• **What is expected**:
Take each line from the material below that includes the string "value" and copy it.

──────── Information provided ────────

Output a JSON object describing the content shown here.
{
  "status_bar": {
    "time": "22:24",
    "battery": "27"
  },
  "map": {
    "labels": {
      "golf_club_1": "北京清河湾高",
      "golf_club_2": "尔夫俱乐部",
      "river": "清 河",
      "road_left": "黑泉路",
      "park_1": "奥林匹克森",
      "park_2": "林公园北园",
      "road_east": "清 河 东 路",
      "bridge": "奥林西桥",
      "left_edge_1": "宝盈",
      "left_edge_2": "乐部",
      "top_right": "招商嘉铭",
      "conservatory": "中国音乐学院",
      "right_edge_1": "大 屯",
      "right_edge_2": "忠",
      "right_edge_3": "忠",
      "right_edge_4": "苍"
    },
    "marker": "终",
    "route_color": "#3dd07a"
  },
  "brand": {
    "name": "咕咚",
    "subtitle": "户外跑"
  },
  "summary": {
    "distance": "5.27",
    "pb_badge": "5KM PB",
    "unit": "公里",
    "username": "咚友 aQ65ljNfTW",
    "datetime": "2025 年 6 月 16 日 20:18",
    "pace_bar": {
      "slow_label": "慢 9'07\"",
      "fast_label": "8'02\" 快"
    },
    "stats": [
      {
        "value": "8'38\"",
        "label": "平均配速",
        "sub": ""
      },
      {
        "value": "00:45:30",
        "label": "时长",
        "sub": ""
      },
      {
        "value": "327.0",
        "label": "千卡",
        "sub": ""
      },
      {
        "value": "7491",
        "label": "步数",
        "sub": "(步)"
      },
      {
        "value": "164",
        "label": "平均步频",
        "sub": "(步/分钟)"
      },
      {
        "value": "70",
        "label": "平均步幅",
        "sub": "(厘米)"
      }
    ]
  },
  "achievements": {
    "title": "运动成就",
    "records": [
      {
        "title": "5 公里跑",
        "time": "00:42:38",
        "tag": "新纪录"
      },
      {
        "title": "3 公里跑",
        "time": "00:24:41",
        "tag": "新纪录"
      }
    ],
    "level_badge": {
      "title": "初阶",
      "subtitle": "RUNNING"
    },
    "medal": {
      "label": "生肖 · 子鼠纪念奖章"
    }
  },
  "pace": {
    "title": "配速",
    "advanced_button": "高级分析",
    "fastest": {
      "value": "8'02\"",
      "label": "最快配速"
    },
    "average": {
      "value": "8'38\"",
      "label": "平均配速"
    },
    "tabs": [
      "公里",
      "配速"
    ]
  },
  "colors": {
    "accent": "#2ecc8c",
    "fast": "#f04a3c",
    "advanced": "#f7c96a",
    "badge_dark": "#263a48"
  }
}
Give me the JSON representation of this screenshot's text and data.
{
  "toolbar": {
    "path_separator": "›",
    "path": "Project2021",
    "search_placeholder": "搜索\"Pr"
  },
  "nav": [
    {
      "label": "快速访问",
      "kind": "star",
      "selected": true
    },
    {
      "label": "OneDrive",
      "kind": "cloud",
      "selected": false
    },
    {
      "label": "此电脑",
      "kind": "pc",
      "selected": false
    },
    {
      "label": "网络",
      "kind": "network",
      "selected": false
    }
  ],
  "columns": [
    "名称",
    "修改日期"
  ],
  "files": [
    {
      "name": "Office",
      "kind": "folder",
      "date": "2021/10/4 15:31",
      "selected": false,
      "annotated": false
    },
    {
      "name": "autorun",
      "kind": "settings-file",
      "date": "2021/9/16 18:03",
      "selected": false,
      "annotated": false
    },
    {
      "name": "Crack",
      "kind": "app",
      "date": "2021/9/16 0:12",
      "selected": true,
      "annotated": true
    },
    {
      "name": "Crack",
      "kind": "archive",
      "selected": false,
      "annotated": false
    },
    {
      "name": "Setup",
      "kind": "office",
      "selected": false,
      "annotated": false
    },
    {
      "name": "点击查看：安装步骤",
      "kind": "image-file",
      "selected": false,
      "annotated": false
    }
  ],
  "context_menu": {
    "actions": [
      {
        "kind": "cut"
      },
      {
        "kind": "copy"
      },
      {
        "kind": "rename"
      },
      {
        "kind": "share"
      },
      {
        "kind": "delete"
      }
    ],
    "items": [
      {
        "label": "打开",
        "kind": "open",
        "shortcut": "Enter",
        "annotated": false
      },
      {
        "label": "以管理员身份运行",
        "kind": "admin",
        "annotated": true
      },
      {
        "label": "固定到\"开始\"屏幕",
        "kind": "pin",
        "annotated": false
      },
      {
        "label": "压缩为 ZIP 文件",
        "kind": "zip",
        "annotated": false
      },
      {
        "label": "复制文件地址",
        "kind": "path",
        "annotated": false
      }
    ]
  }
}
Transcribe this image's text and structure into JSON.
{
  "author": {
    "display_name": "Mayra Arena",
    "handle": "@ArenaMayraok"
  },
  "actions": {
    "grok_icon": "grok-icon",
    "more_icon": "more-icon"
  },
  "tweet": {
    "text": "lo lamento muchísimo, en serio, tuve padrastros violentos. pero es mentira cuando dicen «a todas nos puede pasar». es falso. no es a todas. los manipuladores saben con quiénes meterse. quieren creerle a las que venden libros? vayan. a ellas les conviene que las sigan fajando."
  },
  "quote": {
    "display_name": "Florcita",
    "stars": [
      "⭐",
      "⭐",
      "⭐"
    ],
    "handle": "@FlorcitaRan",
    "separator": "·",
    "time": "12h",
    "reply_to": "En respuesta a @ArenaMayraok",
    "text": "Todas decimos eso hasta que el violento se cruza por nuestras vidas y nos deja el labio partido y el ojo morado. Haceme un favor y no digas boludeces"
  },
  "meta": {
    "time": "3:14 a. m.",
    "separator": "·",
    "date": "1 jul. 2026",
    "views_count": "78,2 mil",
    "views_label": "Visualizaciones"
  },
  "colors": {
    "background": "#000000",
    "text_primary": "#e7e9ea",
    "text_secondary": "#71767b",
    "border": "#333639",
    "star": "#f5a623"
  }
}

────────

• **Exercise answer**:
        "value": "8'38\"",
        "value": "00:45:30",
        "value": "327.0",
        "value": "7491",
        "value": "164",
        "value": "70",
      "value": "8'02\"",
      "value": "8'38\"",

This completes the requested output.